--- EXERCISE DESCRIPTION ---
For the entries below, say how many lines hold the word "your", with the number as the only reply.

DATA FOR THE TASK Block Start

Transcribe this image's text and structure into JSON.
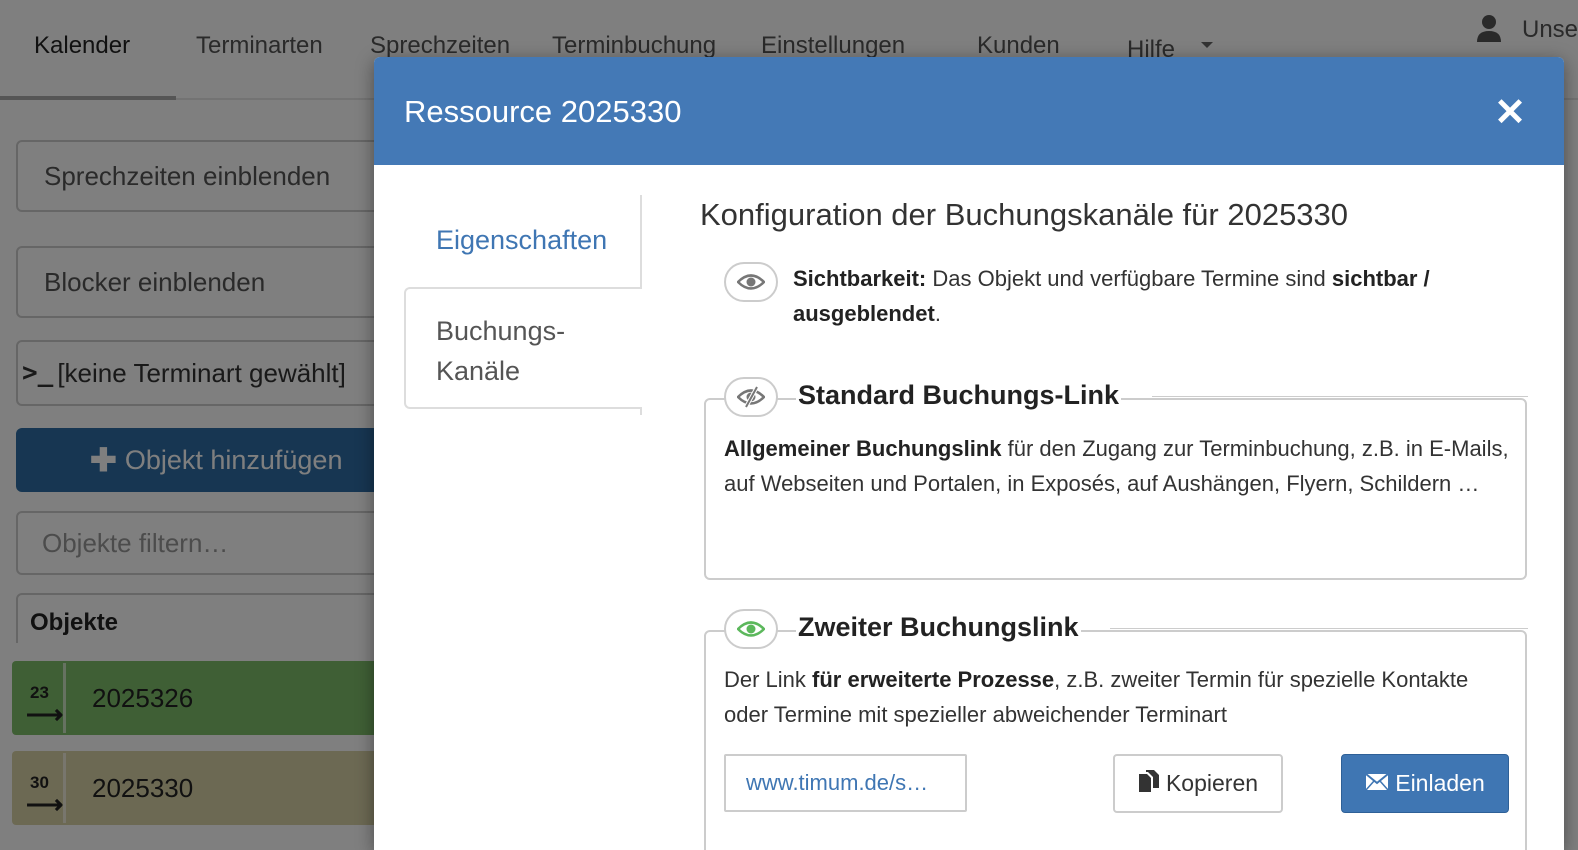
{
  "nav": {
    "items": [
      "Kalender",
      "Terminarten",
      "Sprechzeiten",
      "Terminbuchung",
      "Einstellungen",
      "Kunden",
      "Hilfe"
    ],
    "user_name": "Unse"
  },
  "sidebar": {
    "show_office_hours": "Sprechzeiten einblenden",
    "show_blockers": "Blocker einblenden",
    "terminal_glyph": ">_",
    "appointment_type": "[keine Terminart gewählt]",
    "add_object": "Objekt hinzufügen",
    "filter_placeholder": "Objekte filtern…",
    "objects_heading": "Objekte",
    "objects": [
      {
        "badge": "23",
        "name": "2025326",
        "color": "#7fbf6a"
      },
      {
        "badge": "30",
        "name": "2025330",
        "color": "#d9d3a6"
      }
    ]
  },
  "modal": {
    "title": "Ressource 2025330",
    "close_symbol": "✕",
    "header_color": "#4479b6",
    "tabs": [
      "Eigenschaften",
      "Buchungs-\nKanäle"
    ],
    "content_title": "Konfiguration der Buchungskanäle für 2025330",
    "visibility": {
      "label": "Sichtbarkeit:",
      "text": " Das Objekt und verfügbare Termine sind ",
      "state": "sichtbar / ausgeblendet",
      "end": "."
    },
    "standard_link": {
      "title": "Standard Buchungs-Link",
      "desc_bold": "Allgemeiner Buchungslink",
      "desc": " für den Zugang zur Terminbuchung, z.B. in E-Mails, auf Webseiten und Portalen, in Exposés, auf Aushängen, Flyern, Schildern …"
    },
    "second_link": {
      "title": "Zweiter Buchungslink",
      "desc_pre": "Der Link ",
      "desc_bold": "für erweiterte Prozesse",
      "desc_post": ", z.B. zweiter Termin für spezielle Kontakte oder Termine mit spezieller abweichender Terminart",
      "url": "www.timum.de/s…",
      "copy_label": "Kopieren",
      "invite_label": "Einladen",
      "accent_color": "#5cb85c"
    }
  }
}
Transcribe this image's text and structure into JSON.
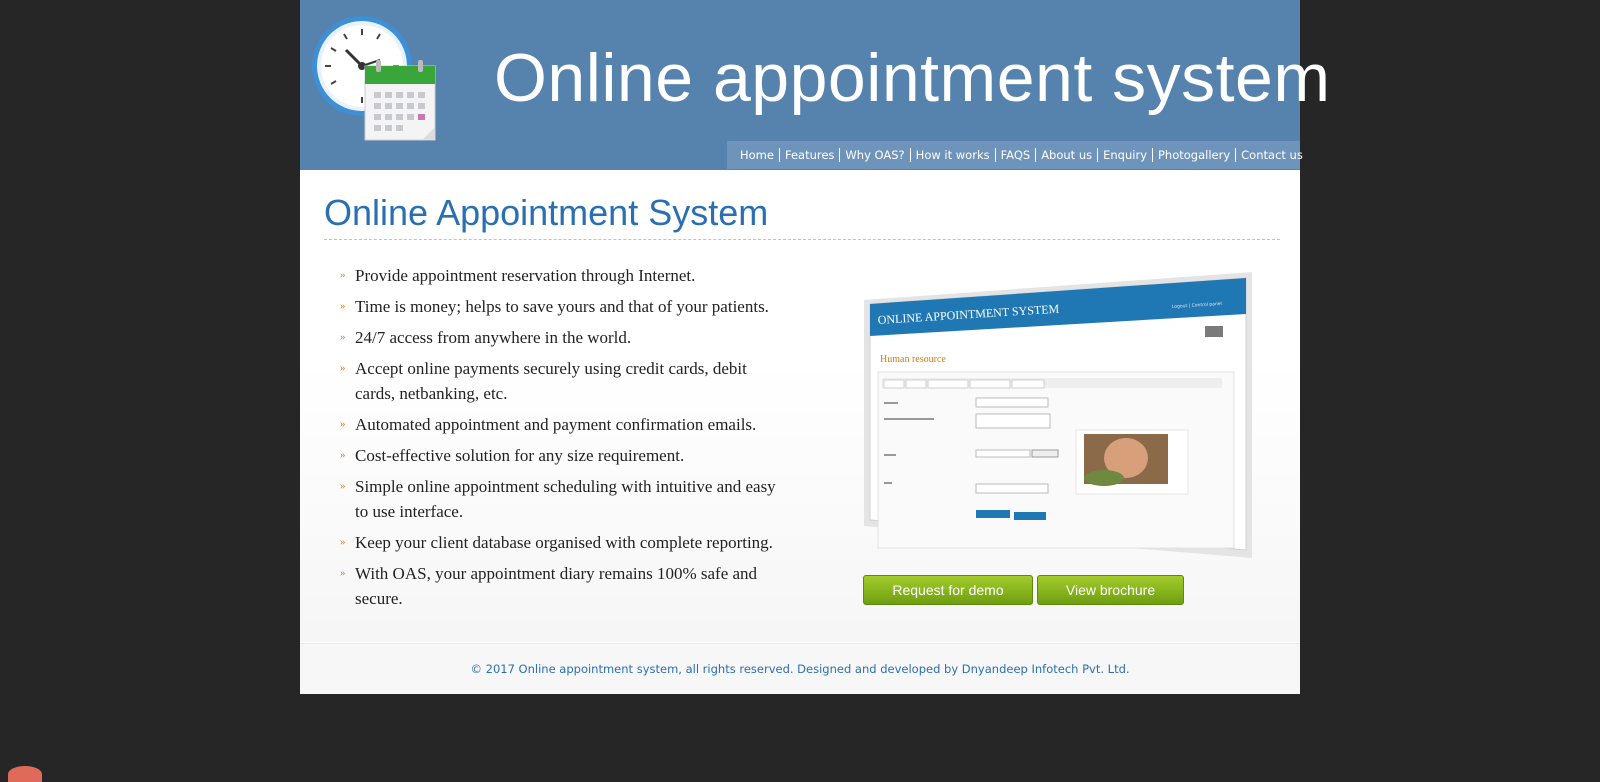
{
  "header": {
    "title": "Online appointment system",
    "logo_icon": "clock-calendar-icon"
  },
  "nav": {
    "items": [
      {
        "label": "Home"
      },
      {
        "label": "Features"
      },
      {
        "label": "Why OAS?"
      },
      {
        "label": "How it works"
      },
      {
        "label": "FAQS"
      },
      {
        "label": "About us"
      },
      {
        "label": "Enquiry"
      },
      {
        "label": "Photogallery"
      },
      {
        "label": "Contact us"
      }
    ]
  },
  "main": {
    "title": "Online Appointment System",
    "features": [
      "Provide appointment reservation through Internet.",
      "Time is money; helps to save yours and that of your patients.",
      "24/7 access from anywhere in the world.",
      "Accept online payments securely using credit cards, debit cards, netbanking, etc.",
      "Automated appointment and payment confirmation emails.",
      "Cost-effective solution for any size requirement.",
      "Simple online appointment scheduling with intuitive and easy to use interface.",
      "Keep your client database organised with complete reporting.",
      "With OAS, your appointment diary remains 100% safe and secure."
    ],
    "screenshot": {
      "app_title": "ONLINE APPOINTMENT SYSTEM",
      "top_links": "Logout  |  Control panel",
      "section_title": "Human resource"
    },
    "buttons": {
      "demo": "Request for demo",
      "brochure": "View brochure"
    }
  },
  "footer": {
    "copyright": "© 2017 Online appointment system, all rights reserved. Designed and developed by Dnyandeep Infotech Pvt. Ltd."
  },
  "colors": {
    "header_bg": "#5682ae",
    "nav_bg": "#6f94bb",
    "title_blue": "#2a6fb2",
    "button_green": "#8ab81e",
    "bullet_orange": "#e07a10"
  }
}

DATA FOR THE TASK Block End

--- TASK OUTPUT ---
3